Hospitals don’t do humour. If you really want to annoy the hell out of an infection control nurse, say you are looking for a Mr Sa. When she furrows her brow and looks at you bemusedly, repeat the question as many times as it takes to elicit the right response. Eight times is my personal record – see if you can better it.
Hospital humour has always been the staple of comedians, greetings card designers and political cartoonists. Then why do we rarely find comedy in hospital?
A few years ago I worked on an acute children’s respiratory ward where I felt duty-bound to entertain the little darlings. My pockets were stuffed with all kinds of chuckle props – glasses with spring-loaded eyeballs, water pistols, bubble guns and the number one mirth-maker: the revolving, flashing bow-tie.
The kids lapped it up, as did the parents who were either suffering repetitive brain injury from watching the Toy Story trilogy or deprived of sleep, moping around their offspring like bleary-eyed grizzly bears tipped out of hibernation.
Laughter is well known for its healing properties. Even a two-minute titter releases enough feel-good chemicals (endorphins) to cheer up a gloom-fogged brain. It also lowers levels of the stress hormones adrenaline and cortisol and cleans old stale air from the lungs, allowing fresh clean air to replace it. A true full-on belly laugh can also burn excess calories and leave us with a euphoric ‘afterglow’ in which we relax tense muscles.
Why then don’t we employ funny people in hospital to amuse the patients and staff – laughter therapists such as Patch Adams from the Gesundheit Institute in Washington and Dr Robert Holden who works in the Oxford-based Happiness project, funded by the NHS in 1991, and conducts laughter workshops for staff, patients and big corporations (there goes the training budget).
It makes perfect sense to keep staff happy as they usually become more enthusiastic and less prone to hide in the sluice or take an extended coffee break.
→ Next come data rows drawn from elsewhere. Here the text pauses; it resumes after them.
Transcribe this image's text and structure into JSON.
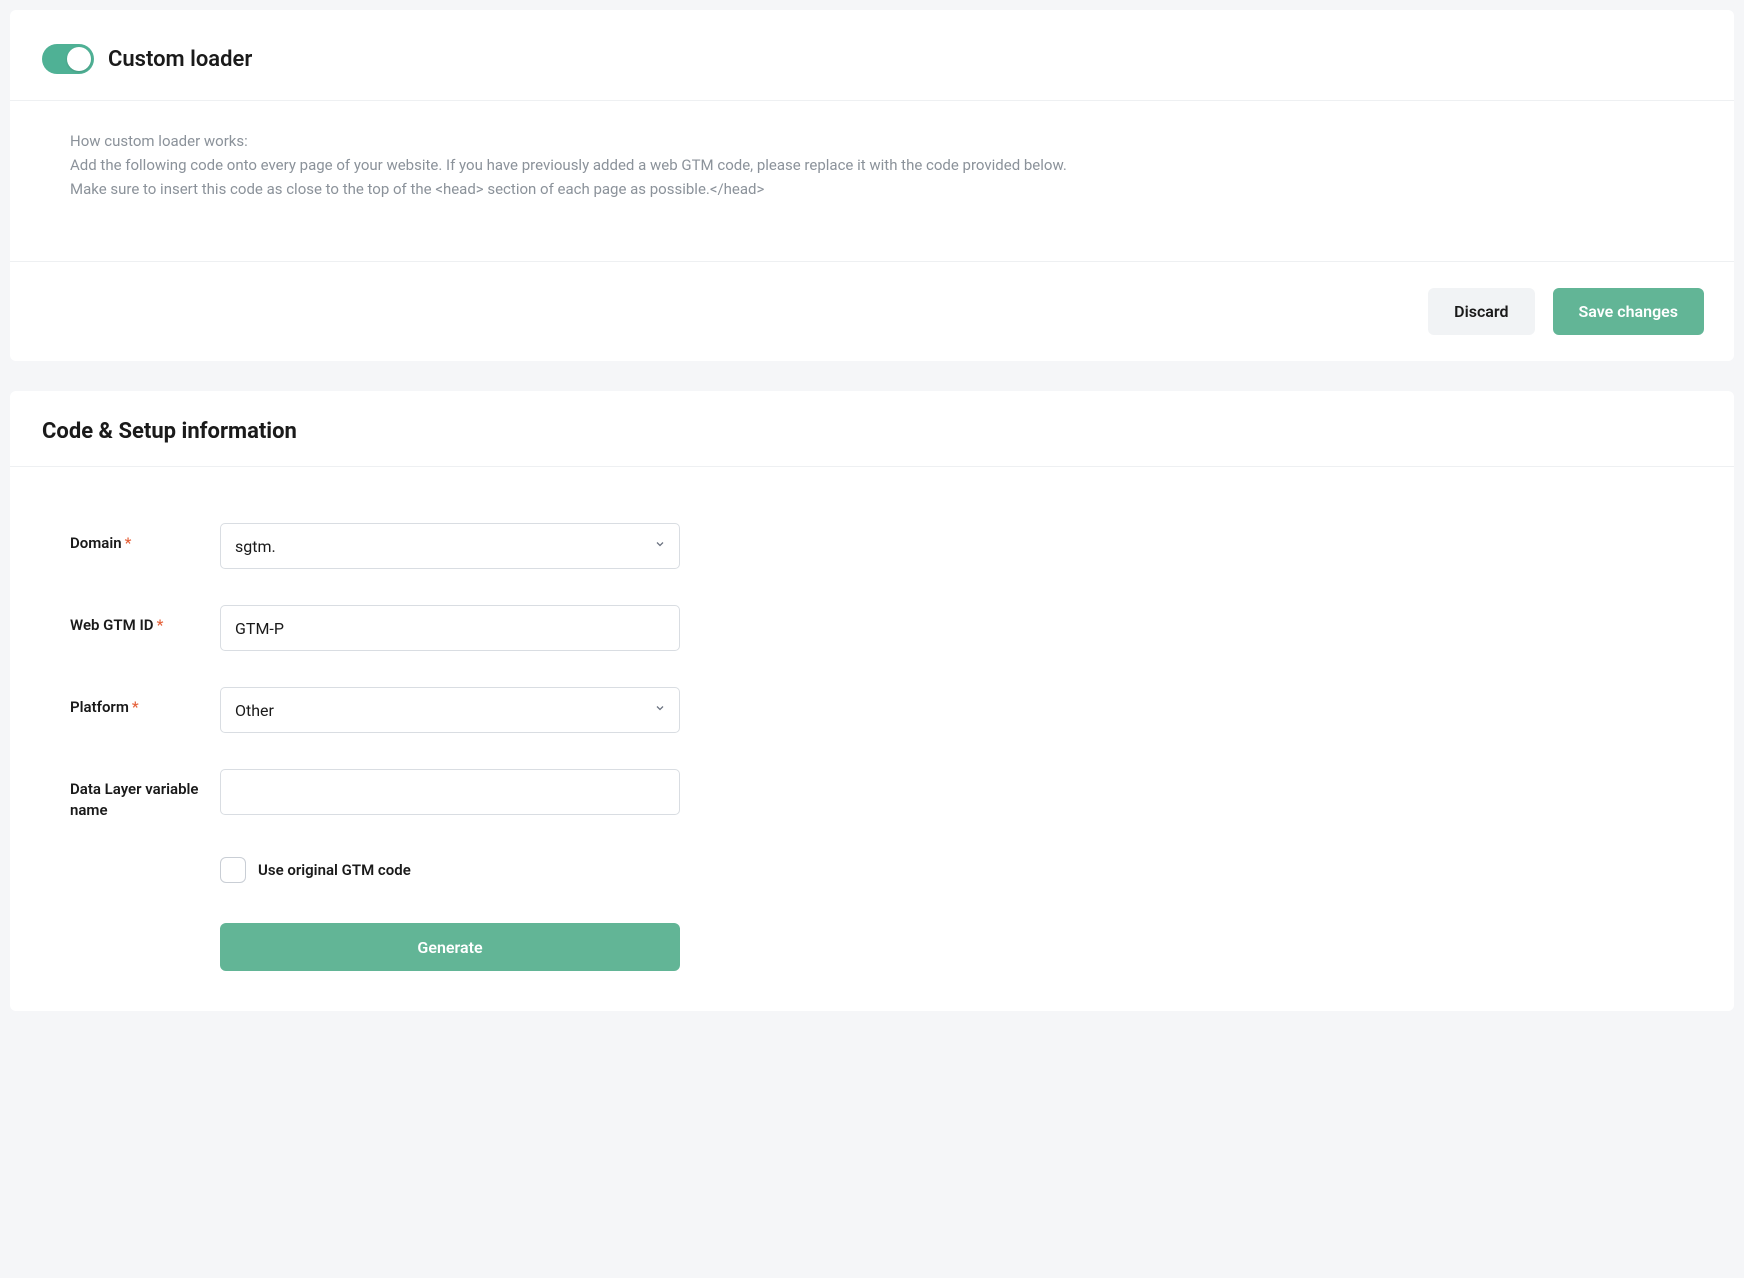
{
  "loader": {
    "title": "Custom loader",
    "toggle_on": true,
    "info_line1": "How custom loader works:",
    "info_line2": "Add the following code onto every page of your website. If you have previously added a web GTM code, please replace it with the code provided below.",
    "info_line3": "Make sure to insert this code as close to the top of the <head> section of each page as possible.</head>"
  },
  "actions": {
    "discard": "Discard",
    "save": "Save changes"
  },
  "setup": {
    "heading": "Code & Setup information",
    "labels": {
      "domain": "Domain",
      "gtm_id": "Web GTM ID",
      "platform": "Platform",
      "data_layer": "Data Layer variable name"
    },
    "fields": {
      "domain": "sgtm.",
      "gtm_id": "GTM-P",
      "platform": "Other",
      "data_layer": ""
    },
    "checkbox": {
      "label": "Use original GTM code",
      "checked": false
    },
    "generate": "Generate"
  }
}
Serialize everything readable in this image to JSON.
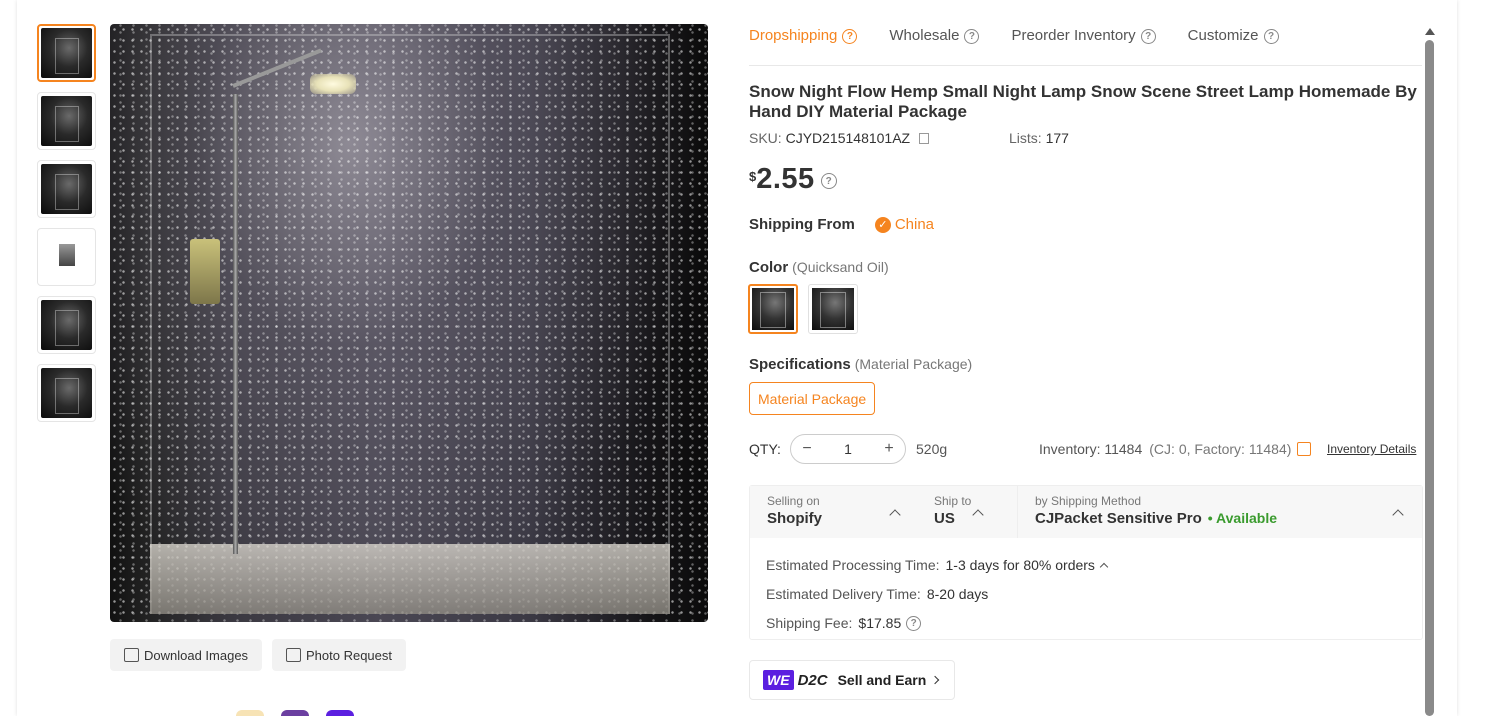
{
  "tabs": [
    {
      "label": "Dropshipping"
    },
    {
      "label": "Wholesale"
    },
    {
      "label": "Preorder Inventory"
    },
    {
      "label": "Customize"
    }
  ],
  "product": {
    "title": "Snow Night Flow Hemp Small Night Lamp Snow Scene Street Lamp Homemade By Hand DIY Material Package",
    "sku_label": "SKU:",
    "sku": "CJYD215148101AZ",
    "lists_label": "Lists:",
    "lists": "177",
    "currency": "$",
    "price": "2.55"
  },
  "shipping_from": {
    "label": "Shipping From",
    "country": "China"
  },
  "color": {
    "label": "Color",
    "selected": "(Quicksand Oil)"
  },
  "specifications": {
    "label": "Specifications",
    "selected": "(Material Package)",
    "option": "Material Package"
  },
  "qty": {
    "label": "QTY:",
    "value": "1",
    "minus": "−",
    "plus": "+",
    "weight": "520g"
  },
  "inventory": {
    "text": "Inventory: 11484",
    "sub": "(CJ: 0, Factory: 11484)",
    "link": "Inventory Details"
  },
  "ship": {
    "selling_on_label": "Selling on",
    "selling_on": "Shopify",
    "ship_to_label": "Ship to",
    "ship_to": "US",
    "method_label": "by Shipping Method",
    "method": "CJPacket Sensitive Pro",
    "availability": "• Available",
    "processing_label": "Estimated Processing Time:",
    "processing": "1-3 days for 80% orders",
    "delivery_label": "Estimated Delivery Time:",
    "delivery": "8-20 days",
    "fee_label": "Shipping Fee:",
    "fee": "$17.85"
  },
  "image_actions": {
    "download": "Download Images",
    "photo": "Photo Request"
  },
  "d2c": {
    "we": "WE",
    "d2c": "D2C",
    "sell": "Sell and Earn"
  },
  "colors": {
    "accent": "#f5841f",
    "available": "#3a9b2e",
    "d2c": "#5b1fe0"
  }
}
I’m not advocating clowns squirting water at patients with cancer, or slipping whoopee cushions under people recuperating from bowel surgery. Humour needs to be appropriate. Perhaps a ‘mirth menu’ from which patients could choose might work.
Of course, the medical staff would have to be the butt of jokes. This has the dual benefit of tipping them from their ivory towers as well as providing an antidote to the doom-laden conversations that pervade the staff room.
Experts, especially psychologists, talk endlessly about coping strategies. My own defence against the dark side of life has always been my warped sense of humour – whether it be imagining the ward manager naked on a bouncy castle or playing a practical joke on the know-it-all registrar. Try it yourself, it may actually catch on.
Simon Daniels is mental health rehabilitation nurse, Richmond Fellowship, Stoke-on-Trent